Native to eastern and southern Asia, mock strawberry is a herbaceous perennial that was introduced as an ornamental to the US where it has naturalized in lawns and waste areas in the Midwest and East. It is a member of the rose family, Rosaceae, that also includes cherries, lady’s mantle, and pyracantha but is not closely related to garden strawberry, which it resembles. Because mock strawberry grows well in sun and semi-shade in a variety of soil types, is attractive, sustains moderate foot traffic, and spreads quickly, it makes a good evergreen groundcover but tends to become weedy in lawns and borders.
Description: Low growing crowns produce hairy stolons that spread out all around to produce new plants, and dark green trifoliate leaves with toothed leaflets on long hairy petioles. The yellow flowers appear from mid-spring into summer and have five petals and numerous stamens. The aggregate accessory fruit is white to red, fleshy, edible, and resembles a commercial strawberry but is tasteless.

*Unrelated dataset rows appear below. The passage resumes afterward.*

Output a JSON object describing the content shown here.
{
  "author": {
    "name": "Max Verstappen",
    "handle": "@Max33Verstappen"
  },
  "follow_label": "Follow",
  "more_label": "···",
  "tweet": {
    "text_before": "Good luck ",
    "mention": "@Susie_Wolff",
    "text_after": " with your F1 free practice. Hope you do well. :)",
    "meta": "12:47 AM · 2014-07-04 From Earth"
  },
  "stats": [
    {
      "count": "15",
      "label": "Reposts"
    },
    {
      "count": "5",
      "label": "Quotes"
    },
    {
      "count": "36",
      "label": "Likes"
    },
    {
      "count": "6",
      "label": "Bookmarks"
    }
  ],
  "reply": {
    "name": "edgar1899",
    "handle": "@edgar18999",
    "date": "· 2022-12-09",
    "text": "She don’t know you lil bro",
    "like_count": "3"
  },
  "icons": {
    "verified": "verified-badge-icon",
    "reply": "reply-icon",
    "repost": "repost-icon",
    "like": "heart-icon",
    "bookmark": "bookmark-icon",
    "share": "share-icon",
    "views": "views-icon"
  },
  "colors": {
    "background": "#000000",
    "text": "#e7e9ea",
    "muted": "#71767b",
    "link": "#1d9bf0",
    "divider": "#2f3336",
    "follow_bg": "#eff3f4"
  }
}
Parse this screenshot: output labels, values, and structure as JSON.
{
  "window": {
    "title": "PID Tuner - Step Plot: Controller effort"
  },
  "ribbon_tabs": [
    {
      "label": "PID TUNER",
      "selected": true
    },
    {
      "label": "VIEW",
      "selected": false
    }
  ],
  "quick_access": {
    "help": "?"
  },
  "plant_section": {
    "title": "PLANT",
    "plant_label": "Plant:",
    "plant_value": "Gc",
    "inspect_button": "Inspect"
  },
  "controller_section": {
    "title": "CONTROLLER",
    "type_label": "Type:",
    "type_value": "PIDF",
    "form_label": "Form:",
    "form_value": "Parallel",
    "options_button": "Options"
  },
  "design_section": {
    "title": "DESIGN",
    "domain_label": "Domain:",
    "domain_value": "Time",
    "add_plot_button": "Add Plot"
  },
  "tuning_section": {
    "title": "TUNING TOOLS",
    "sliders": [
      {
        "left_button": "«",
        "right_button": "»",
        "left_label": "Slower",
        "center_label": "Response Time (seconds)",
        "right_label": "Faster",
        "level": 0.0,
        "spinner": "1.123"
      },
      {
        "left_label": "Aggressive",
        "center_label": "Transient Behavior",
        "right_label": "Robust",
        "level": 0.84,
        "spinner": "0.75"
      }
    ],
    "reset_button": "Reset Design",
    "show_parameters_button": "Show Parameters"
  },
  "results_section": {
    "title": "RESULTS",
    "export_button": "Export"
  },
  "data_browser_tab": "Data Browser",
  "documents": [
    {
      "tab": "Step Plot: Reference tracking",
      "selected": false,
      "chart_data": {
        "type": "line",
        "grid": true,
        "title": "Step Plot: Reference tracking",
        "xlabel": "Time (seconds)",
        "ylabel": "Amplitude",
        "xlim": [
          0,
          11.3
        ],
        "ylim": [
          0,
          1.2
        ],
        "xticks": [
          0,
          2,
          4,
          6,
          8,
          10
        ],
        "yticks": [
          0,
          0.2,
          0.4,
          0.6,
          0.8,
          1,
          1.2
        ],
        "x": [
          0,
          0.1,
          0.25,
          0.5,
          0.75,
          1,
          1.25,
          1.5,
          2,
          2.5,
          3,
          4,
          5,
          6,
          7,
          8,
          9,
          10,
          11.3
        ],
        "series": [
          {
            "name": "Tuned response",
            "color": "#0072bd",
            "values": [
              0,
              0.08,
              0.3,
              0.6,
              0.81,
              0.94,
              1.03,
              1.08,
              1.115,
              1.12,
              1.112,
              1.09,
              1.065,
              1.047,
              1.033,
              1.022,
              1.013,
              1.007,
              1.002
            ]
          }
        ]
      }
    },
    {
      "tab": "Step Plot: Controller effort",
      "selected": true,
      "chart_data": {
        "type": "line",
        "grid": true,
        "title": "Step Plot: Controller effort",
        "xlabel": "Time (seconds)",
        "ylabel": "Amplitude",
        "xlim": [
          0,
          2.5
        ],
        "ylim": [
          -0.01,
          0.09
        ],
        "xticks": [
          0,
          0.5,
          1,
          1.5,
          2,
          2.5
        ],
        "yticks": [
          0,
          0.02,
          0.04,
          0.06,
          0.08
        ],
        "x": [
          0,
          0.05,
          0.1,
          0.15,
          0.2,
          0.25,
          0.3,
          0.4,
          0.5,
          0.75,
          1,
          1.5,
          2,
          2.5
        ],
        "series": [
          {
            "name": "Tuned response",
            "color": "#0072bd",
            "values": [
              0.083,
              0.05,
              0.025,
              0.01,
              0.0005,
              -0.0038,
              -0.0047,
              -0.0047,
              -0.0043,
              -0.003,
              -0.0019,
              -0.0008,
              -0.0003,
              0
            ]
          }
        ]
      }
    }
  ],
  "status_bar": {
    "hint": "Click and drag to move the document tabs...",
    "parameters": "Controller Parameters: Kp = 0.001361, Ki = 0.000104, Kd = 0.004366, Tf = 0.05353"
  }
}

Control: Hand digging each crown is the most direct way and safest way to rid an area of mock strawberry. Mowing does not work and may stimulate growth. In extreme cases a safe herbicide such as glyphosate can be used but may involve several applications.
Photo Credit: Wikispecies